"I've tested my arm many times this spring, and it feels fine," Escobar said, according to the Times. "Now, I'm going to focus on mechanics and making good pitches."

Now that he leads his team in seniority with eight seasons in Pittsburgh, Pirates shortstop Jack Wilson has realized that it's time to be a leader. Wilson admits he wasn't comfortable in that role before, but he's embracing it as the Pirates try to produce a winning season after 16 straight years of sub-.500 records.

"I've always felt there's been someone in the clubhouse that has more time than myself, and it's not really my job," Wilson said. "This is the first year I've been the senior guy. It definitely puts a change in you and your heart and how you want to lead."

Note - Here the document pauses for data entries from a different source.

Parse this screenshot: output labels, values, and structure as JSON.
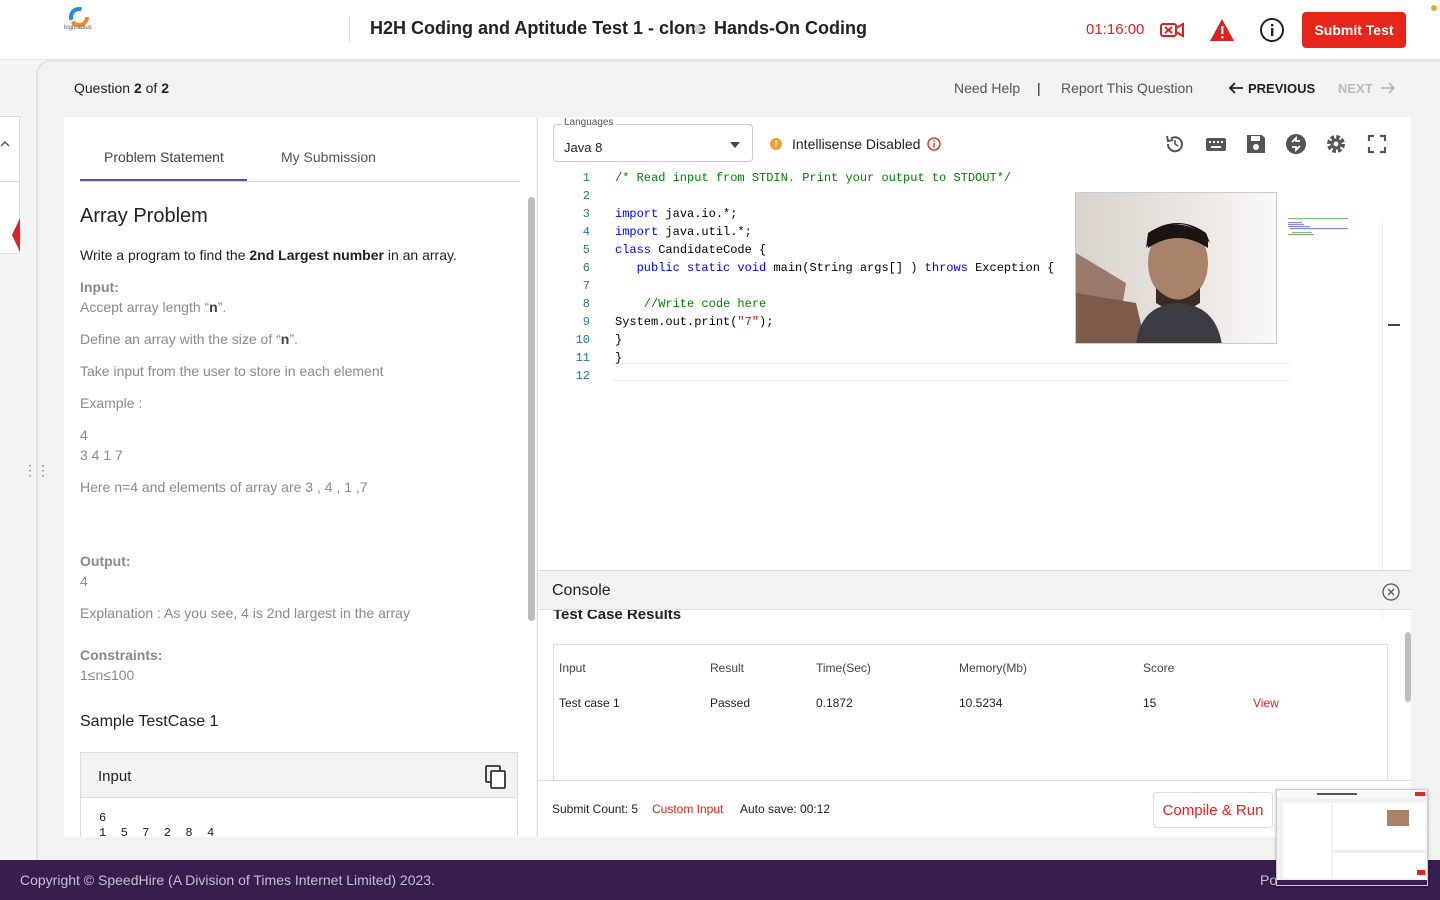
{
  "header": {
    "test_title": "H2H Coding and Aptitude Test 1 - clone",
    "section_title": "Hands-On Coding",
    "timer": "01:16:00",
    "submit_label": "Submit Test",
    "logo_text": "highradius"
  },
  "question_nav": {
    "prefix": "Question ",
    "current": "2",
    "of": " of ",
    "total": "2",
    "need_help": "Need Help",
    "separator": "|",
    "report": "Report This Question",
    "previous": "PREVIOUS",
    "next": "NEXT"
  },
  "problem": {
    "tabs": [
      "Problem Statement",
      "My Submission"
    ],
    "title": "Array Problem",
    "intro_pre": "Write a program to find the ",
    "intro_bold": "2nd Largest number",
    "intro_post": " in an array.",
    "input_label": "Input:",
    "line1_pre": "Accept array length “",
    "line1_bold": "n",
    "line1_post": "”.",
    "line2_pre": "Define an array with the size of “",
    "line2_bold": "n",
    "line2_post": "”.",
    "line3": "Take input from the user to store in each element",
    "example_label": "Example :",
    "ex_n": "4",
    "ex_arr": "3 4 1 7",
    "ex_explain": "Here n=4 and elements of array are 3 , 4 , 1 ,7",
    "output_label": "Output:",
    "output_val": "4",
    "explanation": "Explanation : As you see, 4 is 2nd largest in the array",
    "constraints_label": "Constraints:",
    "constraints_val": "1≤n≤100",
    "sample_title": "Sample TestCase 1",
    "sample_input_label": "Input",
    "sample_input_line1": "6",
    "sample_input_line2": "1  5  7  2  8  4"
  },
  "editor": {
    "language_label": "Languages",
    "language": "Java 8",
    "intellisense": "Intellisense Disabled",
    "code_lines": [
      {
        "n": "1",
        "parts": [
          {
            "t": "/* Read input from STDIN. Print your output to STDOUT*/",
            "c": "cm"
          }
        ]
      },
      {
        "n": "2",
        "parts": []
      },
      {
        "n": "3",
        "parts": [
          {
            "t": "import",
            "c": "kw"
          },
          {
            "t": " java.io.*;",
            "c": ""
          }
        ]
      },
      {
        "n": "4",
        "parts": [
          {
            "t": "import",
            "c": "kw"
          },
          {
            "t": " java.util.*;",
            "c": ""
          }
        ]
      },
      {
        "n": "5",
        "parts": [
          {
            "t": "class",
            "c": "kw"
          },
          {
            "t": " CandidateCode {",
            "c": ""
          }
        ]
      },
      {
        "n": "6",
        "parts": [
          {
            "t": "   ",
            "c": ""
          },
          {
            "t": "public static void",
            "c": "kw"
          },
          {
            "t": " main(String args[] ) ",
            "c": ""
          },
          {
            "t": "throws",
            "c": "kw"
          },
          {
            "t": " Exception {",
            "c": ""
          }
        ]
      },
      {
        "n": "7",
        "parts": []
      },
      {
        "n": "8",
        "parts": [
          {
            "t": "    //Write code here",
            "c": "cm"
          }
        ]
      },
      {
        "n": "9",
        "parts": [
          {
            "t": "System.out.print(",
            "c": ""
          },
          {
            "t": "\"7\"",
            "c": "st"
          },
          {
            "t": ");",
            "c": ""
          }
        ]
      },
      {
        "n": "10",
        "parts": [
          {
            "t": "}",
            "c": ""
          }
        ]
      },
      {
        "n": "11",
        "parts": [
          {
            "t": "}",
            "c": ""
          }
        ]
      },
      {
        "n": "12",
        "parts": []
      }
    ]
  },
  "console": {
    "title": "Console",
    "results_title": "Test Case Results",
    "columns": [
      "Input",
      "Result",
      "Time(Sec)",
      "Memory(Mb)",
      "Score"
    ],
    "rows": [
      {
        "input": "Test case 1",
        "result": "Passed",
        "time": "0.1872",
        "memory": "10.5234",
        "score": "15",
        "action": "View"
      }
    ],
    "submit_count": "Submit Count: 5",
    "custom_input": "Custom Input",
    "auto_save": "Auto save: 00:12",
    "compile_label": "Compile & Run"
  },
  "footer": {
    "copyright": "Copyright © SpeedHire (A Division of Times Internet Limited) 2023.",
    "right_text": "Po"
  },
  "colors": {
    "accent_red": "#e8251b",
    "tab_underline": "#5b4fa8",
    "footer_bg": "#3a1d4f"
  }
}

Wilson began the change with a bold step. At hitting coach Don Long's suggestion, he completely rebuilt his swing, in the hopes he could recover the power at the plate that abandoned him last season. He finished 2008 with one homer in 305 at-bats, down from the 12 he hit in 477 at-bats in '07.

Instead of a tuneup, Wilson went for an overhaul by adopting a swing that begins with his hands much lower than before -- despite the fact his stance had been hands-high since he was 6 years old. And Wilson stuck with it, despite an 0-for-23 slump that ended Saturday. He had two doubles against the Rays on Monday.

"Obviously, I didn't really like it that much at first -- you've got to change your whole swing," Wilson said. "But, watching films from past years of my bat path, [Long] showed me we could have a better pass at the ball if we brought the hands down."

-- The Associated Press contributed to this report.